Lucien Murat is a French artist born in 1986.
It feels paradoxical that cyberspace, which was first "colonized" by rebellious nerds, hippies, punks, and other underdog cultures, went from a hypothetical hideout filled with bizarre to a mainstream hotspot of unnaturally perfected allure. This all happened while our actual reality was set ablaze under the deafening sound of the clinking metal machinery. And having Warhammer, Philippe Druillet's comics, and Doom in the early days of the Internet as formative experiences, Lucien Murat keeps going back to this unfortunate scenario, looking for a way to convey it in a painting-like format.
When back in 2010 Murat started patching up and painting on old tapestries found in every grandmother's house in France, he did it as a way to confront the tradition and use the ready-made elements to convey the increasing chaos that was consuming his mind and the world at large.
Influenced by the dystopian sci-fi scenarios and the narration system of William Faulkner, the greater story is broken into snippets of the apocalypse that is unraveling in real-time in front of our eyes. Following a similar intuitive stream-of-conscious flow, the works often start as simple drawings that get elaborated in their final form. Merely impressions rather than depictions, they together build a larger, ever-expanding narrative.
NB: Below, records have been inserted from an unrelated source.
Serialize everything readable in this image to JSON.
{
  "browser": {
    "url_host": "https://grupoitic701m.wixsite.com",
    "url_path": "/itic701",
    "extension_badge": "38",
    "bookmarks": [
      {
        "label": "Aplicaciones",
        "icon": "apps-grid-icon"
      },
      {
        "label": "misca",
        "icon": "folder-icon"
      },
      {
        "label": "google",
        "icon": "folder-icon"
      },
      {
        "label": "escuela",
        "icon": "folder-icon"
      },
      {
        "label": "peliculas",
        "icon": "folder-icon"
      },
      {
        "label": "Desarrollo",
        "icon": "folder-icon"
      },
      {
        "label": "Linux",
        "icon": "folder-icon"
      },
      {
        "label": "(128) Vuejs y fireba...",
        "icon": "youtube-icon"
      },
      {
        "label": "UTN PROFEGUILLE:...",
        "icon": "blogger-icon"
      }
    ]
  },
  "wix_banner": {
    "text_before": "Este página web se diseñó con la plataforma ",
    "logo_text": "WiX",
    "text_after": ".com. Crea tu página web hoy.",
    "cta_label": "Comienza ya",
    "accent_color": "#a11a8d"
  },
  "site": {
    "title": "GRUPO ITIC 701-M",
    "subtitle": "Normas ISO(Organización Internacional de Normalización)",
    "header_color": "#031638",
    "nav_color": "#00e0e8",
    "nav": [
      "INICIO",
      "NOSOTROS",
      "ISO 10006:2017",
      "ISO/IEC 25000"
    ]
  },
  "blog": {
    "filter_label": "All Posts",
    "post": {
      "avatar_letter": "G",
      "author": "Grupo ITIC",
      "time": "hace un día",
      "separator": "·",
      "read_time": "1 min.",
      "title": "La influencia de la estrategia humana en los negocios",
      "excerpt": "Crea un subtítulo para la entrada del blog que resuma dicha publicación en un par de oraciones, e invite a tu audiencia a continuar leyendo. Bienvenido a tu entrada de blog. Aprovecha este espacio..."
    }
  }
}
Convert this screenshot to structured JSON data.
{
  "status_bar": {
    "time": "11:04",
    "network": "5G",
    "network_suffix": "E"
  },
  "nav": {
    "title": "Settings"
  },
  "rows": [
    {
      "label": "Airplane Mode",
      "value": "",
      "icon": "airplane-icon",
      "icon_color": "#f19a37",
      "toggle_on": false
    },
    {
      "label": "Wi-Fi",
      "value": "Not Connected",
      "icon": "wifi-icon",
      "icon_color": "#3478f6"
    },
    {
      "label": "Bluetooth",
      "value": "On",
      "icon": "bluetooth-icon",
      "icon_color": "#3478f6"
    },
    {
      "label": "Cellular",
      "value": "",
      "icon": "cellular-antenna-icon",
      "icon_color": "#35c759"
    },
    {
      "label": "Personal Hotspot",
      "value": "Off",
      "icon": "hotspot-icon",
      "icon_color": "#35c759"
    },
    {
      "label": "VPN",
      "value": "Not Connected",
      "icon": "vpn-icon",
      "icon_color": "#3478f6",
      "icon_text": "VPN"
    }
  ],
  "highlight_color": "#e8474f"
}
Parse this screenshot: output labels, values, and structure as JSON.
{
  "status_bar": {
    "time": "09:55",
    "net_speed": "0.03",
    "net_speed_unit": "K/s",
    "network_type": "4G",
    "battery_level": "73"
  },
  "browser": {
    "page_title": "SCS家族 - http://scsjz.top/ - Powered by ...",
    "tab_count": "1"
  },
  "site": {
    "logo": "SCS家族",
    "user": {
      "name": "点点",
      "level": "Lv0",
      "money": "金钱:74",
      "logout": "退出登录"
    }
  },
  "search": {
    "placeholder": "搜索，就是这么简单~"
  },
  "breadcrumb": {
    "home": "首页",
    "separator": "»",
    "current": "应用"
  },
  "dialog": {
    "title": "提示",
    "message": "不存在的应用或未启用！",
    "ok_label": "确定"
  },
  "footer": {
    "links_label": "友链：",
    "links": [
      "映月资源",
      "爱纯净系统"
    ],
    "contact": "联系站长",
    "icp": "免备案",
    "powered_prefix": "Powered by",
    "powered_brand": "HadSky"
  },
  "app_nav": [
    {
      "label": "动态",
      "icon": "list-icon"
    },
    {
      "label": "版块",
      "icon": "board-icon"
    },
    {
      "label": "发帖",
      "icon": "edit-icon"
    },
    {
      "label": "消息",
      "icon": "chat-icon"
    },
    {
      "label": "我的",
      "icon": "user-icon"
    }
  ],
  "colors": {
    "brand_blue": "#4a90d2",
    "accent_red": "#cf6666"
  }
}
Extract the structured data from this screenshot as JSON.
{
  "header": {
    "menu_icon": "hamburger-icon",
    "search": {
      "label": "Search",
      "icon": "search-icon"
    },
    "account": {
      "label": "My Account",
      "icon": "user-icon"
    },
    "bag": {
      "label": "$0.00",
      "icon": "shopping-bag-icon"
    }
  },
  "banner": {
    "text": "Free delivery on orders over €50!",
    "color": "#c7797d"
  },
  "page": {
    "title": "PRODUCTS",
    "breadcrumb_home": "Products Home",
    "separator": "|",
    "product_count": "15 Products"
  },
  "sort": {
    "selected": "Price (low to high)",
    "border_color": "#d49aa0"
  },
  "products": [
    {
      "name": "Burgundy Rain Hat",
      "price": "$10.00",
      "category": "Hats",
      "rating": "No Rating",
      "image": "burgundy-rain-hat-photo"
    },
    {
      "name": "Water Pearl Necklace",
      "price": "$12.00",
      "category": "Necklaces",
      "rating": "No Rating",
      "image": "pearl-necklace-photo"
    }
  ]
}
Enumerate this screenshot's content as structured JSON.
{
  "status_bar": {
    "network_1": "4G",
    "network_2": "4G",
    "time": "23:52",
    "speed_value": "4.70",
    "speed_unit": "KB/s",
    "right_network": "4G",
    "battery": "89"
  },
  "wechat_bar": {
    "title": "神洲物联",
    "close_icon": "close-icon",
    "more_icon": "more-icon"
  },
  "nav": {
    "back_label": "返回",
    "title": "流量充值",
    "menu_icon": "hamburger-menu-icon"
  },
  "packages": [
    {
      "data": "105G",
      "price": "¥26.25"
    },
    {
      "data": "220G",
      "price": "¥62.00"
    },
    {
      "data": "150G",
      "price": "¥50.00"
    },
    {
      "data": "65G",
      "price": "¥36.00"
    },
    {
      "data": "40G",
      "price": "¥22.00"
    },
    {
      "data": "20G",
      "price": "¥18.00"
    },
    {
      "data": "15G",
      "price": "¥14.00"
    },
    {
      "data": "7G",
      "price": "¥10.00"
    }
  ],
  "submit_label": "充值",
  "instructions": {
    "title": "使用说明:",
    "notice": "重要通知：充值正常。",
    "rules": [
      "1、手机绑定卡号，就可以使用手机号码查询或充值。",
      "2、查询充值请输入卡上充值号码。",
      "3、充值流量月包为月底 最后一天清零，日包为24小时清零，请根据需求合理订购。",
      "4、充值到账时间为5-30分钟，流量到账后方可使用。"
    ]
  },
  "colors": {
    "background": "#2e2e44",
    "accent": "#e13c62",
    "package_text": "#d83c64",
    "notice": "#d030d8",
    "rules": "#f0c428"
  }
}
Imbued with a dark sense of humor borrowed from the lost cause hero narratives such as Marshall Law, the enemy is recognized and faced, but the battles are bound to be lost.